Please report, as a bare number, how many lines below include the string "data".
++++
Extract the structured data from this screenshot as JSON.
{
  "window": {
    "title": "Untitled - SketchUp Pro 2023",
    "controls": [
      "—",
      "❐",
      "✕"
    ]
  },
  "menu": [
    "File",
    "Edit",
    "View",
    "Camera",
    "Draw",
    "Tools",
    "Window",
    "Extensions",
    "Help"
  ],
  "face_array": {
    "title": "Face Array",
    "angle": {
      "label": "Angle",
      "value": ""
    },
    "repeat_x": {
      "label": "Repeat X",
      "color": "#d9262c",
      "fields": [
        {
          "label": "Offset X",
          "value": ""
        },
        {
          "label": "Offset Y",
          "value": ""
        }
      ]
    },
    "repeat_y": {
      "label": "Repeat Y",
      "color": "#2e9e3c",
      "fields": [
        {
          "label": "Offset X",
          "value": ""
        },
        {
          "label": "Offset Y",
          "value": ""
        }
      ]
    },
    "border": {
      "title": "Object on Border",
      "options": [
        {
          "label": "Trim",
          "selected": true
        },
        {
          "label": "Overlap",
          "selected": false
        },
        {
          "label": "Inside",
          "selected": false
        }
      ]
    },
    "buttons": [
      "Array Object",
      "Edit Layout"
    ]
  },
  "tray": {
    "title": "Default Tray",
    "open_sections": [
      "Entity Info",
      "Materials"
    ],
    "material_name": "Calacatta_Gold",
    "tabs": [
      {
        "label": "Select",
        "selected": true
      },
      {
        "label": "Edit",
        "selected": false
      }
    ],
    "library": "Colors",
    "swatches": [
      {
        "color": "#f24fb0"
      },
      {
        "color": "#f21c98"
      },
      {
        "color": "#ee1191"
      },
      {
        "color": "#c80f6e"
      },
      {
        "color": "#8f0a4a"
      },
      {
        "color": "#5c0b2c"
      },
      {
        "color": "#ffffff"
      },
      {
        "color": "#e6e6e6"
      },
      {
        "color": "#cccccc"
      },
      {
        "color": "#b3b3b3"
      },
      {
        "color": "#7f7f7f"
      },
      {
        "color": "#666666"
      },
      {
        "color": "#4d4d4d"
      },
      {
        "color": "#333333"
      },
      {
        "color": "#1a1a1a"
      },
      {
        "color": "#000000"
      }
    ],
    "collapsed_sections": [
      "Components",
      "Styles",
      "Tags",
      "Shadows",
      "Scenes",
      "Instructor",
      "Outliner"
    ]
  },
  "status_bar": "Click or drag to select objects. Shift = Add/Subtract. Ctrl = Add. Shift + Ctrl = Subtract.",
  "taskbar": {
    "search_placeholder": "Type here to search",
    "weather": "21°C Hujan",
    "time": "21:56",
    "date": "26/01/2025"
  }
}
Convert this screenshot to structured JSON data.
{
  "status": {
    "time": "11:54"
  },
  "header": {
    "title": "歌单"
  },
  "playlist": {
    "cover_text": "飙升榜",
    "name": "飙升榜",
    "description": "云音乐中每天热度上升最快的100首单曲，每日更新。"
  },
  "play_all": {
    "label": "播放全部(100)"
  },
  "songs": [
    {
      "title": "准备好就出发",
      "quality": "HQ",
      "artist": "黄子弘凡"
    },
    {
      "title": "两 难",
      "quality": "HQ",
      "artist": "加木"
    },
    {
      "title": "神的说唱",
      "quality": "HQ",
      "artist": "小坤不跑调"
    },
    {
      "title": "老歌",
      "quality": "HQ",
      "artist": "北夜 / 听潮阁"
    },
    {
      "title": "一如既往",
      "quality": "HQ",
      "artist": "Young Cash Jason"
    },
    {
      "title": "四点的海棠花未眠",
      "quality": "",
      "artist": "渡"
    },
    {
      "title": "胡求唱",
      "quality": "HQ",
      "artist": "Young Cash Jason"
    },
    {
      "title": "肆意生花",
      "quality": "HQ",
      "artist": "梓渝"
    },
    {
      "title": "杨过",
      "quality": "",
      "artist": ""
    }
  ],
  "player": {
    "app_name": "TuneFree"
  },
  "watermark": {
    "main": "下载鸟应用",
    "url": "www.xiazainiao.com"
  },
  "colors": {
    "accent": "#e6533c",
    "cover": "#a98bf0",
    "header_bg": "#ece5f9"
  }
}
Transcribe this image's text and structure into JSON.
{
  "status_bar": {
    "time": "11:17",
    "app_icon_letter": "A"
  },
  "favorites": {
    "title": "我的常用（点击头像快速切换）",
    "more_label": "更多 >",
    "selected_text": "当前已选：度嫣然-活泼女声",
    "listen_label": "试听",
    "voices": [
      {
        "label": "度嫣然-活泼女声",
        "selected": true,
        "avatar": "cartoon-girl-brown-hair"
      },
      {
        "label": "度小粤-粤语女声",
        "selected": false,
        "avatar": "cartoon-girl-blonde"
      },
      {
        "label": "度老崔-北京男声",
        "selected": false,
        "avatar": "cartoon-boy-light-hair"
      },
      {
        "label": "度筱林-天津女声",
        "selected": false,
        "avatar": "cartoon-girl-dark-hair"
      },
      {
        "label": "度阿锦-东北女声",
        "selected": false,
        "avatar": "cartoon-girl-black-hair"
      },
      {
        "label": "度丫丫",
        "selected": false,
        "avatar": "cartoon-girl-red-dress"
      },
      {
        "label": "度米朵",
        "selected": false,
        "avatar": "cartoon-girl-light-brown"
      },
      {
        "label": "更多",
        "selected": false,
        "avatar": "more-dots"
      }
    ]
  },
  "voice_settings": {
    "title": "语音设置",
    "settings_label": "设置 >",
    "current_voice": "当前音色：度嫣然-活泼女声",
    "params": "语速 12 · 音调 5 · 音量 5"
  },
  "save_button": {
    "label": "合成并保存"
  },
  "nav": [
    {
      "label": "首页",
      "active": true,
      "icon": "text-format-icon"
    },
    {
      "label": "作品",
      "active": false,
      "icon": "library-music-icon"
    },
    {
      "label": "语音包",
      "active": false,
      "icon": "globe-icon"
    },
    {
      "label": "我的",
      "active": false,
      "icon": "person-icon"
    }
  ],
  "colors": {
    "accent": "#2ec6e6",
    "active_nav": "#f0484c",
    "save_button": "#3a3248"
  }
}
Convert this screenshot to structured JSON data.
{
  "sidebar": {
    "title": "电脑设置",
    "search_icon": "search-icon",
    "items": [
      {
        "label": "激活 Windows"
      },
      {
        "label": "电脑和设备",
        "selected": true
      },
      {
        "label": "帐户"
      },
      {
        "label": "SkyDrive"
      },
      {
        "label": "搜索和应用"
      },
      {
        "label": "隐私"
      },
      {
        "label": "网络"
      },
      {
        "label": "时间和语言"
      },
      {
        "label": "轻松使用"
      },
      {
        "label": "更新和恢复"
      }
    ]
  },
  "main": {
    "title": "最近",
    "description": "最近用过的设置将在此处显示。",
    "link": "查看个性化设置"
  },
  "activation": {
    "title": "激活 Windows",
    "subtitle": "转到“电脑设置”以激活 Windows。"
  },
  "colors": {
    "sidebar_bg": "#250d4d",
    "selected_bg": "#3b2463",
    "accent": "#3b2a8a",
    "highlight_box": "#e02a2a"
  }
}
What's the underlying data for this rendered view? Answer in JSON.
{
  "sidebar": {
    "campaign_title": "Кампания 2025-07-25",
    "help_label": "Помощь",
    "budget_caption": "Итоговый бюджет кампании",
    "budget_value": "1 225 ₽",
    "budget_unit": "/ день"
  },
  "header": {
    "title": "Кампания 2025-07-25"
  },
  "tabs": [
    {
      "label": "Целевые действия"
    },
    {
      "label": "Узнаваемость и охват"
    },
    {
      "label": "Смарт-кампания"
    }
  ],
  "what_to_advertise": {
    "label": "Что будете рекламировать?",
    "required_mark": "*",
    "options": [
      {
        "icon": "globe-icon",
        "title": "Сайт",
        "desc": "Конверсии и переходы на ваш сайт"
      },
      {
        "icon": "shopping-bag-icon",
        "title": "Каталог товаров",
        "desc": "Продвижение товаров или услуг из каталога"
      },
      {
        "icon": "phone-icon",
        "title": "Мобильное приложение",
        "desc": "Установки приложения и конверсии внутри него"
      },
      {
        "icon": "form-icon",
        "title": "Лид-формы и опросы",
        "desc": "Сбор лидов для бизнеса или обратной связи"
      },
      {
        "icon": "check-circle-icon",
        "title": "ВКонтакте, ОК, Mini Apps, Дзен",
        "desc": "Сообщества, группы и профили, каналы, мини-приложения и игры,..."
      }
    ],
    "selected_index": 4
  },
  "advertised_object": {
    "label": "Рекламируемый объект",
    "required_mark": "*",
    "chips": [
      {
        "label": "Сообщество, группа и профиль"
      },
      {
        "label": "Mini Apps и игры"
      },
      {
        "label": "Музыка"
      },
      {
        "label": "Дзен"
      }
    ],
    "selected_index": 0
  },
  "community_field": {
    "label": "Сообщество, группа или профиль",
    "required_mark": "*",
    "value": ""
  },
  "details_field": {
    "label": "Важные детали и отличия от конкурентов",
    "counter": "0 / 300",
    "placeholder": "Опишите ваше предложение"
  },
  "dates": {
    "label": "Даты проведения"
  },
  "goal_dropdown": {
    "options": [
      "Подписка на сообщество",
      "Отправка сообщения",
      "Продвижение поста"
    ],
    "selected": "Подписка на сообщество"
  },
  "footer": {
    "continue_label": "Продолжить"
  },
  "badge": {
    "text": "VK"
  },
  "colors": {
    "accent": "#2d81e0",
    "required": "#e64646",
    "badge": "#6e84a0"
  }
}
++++
Solution for this exercise:
4